Task objective |
Pull out every line below that holds the word "time".

Entries provided |
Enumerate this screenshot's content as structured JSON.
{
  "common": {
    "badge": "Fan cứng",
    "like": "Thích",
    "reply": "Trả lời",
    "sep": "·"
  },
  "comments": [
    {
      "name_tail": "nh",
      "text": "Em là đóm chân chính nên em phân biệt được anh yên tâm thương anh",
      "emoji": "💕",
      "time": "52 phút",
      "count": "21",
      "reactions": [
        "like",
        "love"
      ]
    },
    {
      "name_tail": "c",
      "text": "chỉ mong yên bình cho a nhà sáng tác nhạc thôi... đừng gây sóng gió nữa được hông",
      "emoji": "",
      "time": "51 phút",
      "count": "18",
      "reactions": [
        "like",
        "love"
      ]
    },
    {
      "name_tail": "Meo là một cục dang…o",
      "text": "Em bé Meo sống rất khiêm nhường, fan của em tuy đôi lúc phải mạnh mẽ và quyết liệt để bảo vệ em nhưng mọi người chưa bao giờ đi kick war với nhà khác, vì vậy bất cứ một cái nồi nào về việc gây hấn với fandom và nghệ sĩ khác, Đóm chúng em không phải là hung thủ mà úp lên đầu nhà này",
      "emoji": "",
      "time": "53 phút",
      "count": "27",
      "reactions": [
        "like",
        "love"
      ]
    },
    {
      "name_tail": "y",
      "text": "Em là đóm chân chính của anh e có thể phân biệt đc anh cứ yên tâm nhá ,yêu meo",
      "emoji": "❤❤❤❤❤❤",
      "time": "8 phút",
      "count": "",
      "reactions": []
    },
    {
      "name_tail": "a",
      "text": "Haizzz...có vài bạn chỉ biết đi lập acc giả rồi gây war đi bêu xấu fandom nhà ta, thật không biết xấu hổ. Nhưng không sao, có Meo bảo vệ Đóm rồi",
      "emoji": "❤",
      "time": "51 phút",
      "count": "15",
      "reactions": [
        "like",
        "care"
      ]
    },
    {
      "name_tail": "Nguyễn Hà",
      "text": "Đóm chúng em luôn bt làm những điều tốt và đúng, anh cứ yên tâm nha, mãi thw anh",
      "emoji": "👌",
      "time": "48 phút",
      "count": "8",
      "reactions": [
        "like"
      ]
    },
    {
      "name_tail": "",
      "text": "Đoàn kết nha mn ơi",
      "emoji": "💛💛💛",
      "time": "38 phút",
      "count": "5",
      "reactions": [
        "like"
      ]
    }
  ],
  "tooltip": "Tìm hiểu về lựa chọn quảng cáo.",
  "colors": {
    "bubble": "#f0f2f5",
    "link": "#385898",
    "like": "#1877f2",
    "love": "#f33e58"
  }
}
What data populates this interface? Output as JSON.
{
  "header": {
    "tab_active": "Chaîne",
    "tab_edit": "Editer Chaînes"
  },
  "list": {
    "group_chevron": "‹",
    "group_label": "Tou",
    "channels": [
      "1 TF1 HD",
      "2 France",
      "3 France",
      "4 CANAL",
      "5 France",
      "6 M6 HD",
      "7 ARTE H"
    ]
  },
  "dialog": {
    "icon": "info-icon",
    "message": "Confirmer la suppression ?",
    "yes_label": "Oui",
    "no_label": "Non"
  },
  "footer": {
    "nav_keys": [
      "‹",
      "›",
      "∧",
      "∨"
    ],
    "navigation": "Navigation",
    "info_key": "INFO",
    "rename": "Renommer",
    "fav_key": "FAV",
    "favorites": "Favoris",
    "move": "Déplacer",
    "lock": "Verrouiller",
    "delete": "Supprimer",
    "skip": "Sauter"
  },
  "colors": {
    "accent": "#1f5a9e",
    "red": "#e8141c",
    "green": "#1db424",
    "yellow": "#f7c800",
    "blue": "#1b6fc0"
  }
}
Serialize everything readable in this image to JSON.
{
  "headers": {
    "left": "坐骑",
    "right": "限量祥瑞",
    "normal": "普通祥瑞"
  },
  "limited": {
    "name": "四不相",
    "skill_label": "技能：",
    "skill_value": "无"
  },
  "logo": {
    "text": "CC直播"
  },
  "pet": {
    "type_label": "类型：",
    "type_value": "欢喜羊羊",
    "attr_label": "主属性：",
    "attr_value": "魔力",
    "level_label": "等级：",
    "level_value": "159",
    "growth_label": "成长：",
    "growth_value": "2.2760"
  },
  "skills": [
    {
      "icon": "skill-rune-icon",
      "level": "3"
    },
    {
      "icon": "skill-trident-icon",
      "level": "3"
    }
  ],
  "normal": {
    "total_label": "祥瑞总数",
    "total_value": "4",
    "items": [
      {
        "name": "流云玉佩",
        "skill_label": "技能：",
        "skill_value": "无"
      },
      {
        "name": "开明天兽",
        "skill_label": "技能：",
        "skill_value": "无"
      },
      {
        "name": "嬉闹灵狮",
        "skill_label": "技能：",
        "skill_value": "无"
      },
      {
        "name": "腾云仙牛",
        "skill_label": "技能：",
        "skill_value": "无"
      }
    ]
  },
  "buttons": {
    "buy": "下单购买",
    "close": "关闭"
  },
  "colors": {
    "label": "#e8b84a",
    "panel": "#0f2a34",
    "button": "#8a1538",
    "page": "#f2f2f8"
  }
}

Problem solution |
      "time": "52 phút",
      "time": "51 phút",
      "time": "53 phút",
      "time": "8 phút",
      "time": "51 phút",
      "time": "48 phút",
      "time": "38 phút",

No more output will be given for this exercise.